As noted above, BHN offers an array broadband Internet access services. The specific terms of service for BHN’s different offerings, including prices, are spelled out in the materials specific to each service. You can read the specific terms for residential broadband Internet access services at brighthouse.com/shop/internet/internet.html and for small business broadband Internet access services at businesssolutions.brighthouse.com/services/internet.html.

BHN offers its broadband Internet access services in competition with other providers. This means that BHN changes its prices from time to time to respond to competition, and that from time to time BHN offers special promotional prices and offers. Please visit www.brighthouse.com to learn about any current promotions or other special offers that may be available.

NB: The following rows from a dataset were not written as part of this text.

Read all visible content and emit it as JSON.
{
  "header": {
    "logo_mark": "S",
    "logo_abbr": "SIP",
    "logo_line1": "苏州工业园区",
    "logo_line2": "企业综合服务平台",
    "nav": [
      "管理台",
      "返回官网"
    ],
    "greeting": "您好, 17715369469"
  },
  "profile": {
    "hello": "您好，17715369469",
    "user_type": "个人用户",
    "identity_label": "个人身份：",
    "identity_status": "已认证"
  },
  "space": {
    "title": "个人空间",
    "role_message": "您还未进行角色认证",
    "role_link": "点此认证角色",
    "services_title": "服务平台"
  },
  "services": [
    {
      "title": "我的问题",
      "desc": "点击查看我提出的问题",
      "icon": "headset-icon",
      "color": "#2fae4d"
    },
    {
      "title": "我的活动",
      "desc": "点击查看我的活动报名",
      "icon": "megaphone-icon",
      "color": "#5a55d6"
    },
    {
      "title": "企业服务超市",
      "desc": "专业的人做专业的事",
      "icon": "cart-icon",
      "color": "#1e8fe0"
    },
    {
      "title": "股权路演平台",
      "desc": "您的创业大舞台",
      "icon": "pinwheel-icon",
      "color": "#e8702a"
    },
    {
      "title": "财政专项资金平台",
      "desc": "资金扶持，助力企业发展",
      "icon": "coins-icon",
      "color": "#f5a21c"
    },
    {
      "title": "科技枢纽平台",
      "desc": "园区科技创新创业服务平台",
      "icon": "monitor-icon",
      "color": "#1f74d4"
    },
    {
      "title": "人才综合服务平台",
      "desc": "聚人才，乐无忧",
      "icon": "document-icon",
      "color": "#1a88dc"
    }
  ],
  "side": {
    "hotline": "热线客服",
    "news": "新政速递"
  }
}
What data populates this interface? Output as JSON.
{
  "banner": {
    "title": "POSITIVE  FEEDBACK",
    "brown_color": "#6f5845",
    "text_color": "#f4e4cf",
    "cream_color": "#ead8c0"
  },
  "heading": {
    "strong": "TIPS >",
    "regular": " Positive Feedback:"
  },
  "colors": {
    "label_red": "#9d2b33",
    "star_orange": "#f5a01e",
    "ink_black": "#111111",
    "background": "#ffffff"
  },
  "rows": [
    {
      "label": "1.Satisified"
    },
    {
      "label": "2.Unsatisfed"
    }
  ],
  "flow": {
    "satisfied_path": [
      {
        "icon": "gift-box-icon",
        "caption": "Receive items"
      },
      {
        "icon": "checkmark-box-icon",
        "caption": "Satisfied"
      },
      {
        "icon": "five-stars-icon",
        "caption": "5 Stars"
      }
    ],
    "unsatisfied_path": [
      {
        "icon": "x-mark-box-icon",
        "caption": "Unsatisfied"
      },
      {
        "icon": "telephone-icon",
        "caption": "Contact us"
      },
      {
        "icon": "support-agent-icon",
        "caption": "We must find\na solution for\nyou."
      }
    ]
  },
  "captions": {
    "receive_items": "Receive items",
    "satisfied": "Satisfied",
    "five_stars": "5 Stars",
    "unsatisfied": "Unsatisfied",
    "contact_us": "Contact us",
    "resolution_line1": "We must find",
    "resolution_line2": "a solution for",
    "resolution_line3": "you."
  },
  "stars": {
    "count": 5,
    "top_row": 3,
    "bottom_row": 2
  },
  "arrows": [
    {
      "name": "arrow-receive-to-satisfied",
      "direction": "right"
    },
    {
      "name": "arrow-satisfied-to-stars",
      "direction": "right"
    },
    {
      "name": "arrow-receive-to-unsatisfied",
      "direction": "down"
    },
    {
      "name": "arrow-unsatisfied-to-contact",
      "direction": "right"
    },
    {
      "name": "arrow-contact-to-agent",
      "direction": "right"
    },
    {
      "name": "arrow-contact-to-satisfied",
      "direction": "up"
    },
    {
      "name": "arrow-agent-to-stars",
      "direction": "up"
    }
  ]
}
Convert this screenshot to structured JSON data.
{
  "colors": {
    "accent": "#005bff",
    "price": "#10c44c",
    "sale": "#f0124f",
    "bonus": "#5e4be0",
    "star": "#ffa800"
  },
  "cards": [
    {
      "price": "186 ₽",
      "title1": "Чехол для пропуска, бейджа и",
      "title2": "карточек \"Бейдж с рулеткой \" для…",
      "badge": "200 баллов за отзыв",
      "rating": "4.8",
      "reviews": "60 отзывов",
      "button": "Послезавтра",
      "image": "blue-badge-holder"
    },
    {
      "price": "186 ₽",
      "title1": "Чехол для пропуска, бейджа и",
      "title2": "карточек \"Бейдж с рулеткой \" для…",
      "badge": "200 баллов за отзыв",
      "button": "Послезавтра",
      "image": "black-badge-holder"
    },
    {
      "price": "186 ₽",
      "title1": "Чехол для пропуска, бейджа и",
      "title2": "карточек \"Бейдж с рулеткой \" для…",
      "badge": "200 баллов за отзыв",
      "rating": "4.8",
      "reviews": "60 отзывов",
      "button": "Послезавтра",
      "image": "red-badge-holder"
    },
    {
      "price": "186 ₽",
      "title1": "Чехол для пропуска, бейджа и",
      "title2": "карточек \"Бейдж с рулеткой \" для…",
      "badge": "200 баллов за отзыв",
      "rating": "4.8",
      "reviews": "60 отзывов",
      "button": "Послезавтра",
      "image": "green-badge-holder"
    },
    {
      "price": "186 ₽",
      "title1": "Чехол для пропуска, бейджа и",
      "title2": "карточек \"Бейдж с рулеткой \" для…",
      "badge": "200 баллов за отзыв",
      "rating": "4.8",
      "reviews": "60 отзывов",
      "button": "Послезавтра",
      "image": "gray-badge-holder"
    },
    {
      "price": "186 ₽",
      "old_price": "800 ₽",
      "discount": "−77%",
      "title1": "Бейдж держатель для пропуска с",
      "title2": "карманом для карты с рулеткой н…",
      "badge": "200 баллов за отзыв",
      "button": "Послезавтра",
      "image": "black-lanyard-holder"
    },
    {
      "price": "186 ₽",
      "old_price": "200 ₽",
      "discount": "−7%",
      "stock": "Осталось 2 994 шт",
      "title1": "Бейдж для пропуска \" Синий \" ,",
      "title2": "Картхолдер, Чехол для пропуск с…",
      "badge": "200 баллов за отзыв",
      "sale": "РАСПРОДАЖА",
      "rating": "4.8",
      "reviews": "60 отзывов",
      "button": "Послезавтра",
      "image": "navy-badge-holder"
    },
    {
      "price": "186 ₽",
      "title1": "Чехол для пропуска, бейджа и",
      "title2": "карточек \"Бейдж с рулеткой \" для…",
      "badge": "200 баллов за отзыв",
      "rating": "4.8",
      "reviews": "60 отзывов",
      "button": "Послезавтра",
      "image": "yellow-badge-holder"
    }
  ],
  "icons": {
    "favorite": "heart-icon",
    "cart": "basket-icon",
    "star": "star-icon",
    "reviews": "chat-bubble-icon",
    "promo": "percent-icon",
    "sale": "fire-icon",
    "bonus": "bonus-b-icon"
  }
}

BHN’s policies regarding the privacy of its customers’ information is available at brighthouse.com/policies/policies/customer-privacy.html for residential customers and businesssolutions.brighthouse.com/about-us/our-policies/customer-privacy-notice.html for small business customers.

More Information; Handling Questions Or Concerns

If you have any questions about BHN’s services, including the network management practices described here, and wish to contact a customer service representative, please visit Bright House Networks Customer Support page at www.brighthouse.com then click on the header “Support”. If you have any complaints regarding those network management practices, you are encouraged first to contact BHN’s Customer Service representatives in order to address any questions. Otherwise, please utilize the complaint procedures set forth in the Terms of Service applicable to your service.

If you are a provider of applications, network services, or online content, and you have any questions or concerns about BHN’s services or its network management practices, please contact BHN at noc@mybrighthouse.com. Personnel with the appropriate knowledge to address such issues will seek to resolve your inquiries or complaints or escalate them for resolution.

The Federal Communications Commission has established rules governing network management practices and has procedures in place for handling complaints regarding those practices. If BHN is unable to resolve your situation, information describing how to file a complaint with the FCC is available at the FCC’s website, www.fcc.gov.